According to an article that appeared in The New York Post on Monday, the Shinnecock Indian Nation’s Gaming Authority has chosen an enormous 260,000-square-foot warehouse on 26 acres—the size of five football fields—just off Exit 66 on the Long Island Expressway as the site of their long-planned gambling casino.
The Post quotes “a source close to the process,” with providing them with this information.
The property is currently owned by Rechler Equity, and is rented to a paper products company. It was originally built in 1989 as a regional warehouse for Estee Lauder, which had its headquarters on Long Island at that time. It also has parking for 800 cars, and there is a further 20 acres of vacant land adjacent, which could be used for further expansion. [expand]
In many ways, the selection of this property, if true, is something very much to cheer about.
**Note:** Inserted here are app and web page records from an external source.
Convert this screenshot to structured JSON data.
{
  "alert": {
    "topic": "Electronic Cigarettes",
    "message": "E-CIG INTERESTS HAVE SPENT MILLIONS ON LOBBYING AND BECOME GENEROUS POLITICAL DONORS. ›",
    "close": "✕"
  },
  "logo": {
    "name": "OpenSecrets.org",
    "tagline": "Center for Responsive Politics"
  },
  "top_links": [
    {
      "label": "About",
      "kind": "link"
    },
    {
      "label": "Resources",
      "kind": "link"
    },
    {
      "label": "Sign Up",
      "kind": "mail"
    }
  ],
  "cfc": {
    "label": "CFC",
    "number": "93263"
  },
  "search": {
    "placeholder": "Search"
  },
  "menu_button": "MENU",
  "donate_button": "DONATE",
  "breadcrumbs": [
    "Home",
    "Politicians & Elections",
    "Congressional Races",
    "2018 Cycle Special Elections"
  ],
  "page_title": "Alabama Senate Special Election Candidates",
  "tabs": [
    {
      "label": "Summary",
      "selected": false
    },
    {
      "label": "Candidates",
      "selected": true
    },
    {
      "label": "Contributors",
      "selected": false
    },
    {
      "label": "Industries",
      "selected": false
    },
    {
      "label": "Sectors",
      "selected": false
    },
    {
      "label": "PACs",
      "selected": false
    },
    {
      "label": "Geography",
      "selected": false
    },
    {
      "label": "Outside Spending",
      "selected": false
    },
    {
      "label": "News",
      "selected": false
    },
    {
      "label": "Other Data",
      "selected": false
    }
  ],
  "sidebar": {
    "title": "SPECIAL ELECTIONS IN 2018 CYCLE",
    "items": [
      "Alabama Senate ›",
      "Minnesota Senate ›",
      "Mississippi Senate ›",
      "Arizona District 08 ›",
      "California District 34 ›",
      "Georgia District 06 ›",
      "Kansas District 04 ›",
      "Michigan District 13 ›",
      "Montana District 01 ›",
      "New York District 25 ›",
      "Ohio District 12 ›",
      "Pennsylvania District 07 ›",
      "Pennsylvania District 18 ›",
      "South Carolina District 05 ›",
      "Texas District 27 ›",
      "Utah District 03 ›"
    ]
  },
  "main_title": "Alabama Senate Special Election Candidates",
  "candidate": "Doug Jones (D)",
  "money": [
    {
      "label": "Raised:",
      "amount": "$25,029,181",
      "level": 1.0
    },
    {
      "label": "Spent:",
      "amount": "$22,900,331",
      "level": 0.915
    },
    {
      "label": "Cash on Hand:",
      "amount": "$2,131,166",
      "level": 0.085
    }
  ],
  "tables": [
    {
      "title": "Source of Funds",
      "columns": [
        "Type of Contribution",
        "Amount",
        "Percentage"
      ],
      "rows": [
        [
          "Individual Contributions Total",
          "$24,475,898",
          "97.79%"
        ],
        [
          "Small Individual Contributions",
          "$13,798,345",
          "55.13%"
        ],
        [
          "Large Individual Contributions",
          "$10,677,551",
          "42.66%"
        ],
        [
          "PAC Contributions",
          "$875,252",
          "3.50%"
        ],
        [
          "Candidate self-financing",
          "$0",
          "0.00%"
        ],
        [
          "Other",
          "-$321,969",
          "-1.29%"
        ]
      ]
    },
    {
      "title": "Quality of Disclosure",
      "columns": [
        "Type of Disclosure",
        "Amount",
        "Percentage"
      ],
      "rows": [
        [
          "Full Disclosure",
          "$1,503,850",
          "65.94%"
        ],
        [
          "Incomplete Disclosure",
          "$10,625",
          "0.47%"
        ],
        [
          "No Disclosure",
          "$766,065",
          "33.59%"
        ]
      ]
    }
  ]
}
The Shinnecocks, recently awarded Federal Recognition which gives them the right to arrange ownership of a gambling casino, have heard loud and clear from Hamptons residents that they think the South Fork is too fragile to handle a giant undertaking such as this without causing a major change in the character of the community. But the tribe also does not want a casino close, for the same reason. They could easily accommodate one on their 600-acre reservation, which is just a mile from the center of downtown Southampton, but that would change them forever too.
On the other hand, the Shinnecocks do not want a casino so far away that it is impossible for the tribe to keep close tabs on the running of it. Other places mentioned have been in Hempstead, in Queens and at the Belmont Racetrack.
This location though, besides its perfect location, is sited in an economically challenged area and is accessible along the largest transportation artery on the island—the Long Island Expressway—and is an existing building, which means that the problems and costs of creating an entirely new structure are no longer an issue.
Incidentally, the recognition does not guarantee the Shinnecocks a casino that will make a profit, it only guarantees them the right to own one. It could just as easily be run at a loss.
Another aspect of recognition is that although others can help finance and buy stock in a Shinnecock-owned casino—needless to say the Shinnecocks, impoverished all these years, do not have the means to do this all by themselves—all such financial help must be either paid back or sold off within six years, at which time the Shinnecocks are on their own.
And still another aspect of Federal Recognition is that an off-site casino requires the special approval of the Bureau of Indian Affairs, something not often granted.
The trouble with the selection of this site, however, is that although this article appeared in The Post on Monday, on Tuesday, when I contacted the tribe’s public relations office, the director there, Beverly Jenson, told me that the Shinnecock Gaming Authority has not yet picked this site. Just to be sure, she then contacted the Commissioner of the Gaming Authority, who she had just talked to the day before, to see if she was just out of the loop and she called me back to say that no, she was not. No decision had been made. She also said that even if the Gaming Authority does make a selection, it still has to be voted upon by the entire tribe, which consists of about 1,200 people.
There has been a lot of concern in recent days about what gets reported on as news. There was a story that appeared in USA Today a few days ago about 20 to 30 dismembered bodies found buried in East Texas. This had not been true. Reporters looking into how this could have gotten into the news found that it had become a fact almost by osmosis, through Facebook and Twitter and news aggregators, which then doubled back and became an actual but inaccurate police report in the town where it was supposed to have happened.
Another report, this Sunday, concerned itself with the apparent kidnapping of a gay Syrian woman who for many years has been blogging about events that have been unfolding in that country. People in many countries were shocked. But when that was looked into it turned out that this blogger was actually an American man living in Scotland who had been filing these reports for years as part of his attempts to hone his skills as a fiction writer.
In any case, this reporter hopes that the Shinnecocks do go ahead with a casino off the reservation, not on the South Fork and not too far away. It will do them a world of good financially if they do this, it will help the economy in a part of Long Island that has for years been economically depressed and it will be easily accessible to 13 million people in a radius of just 70 miles. [/expand]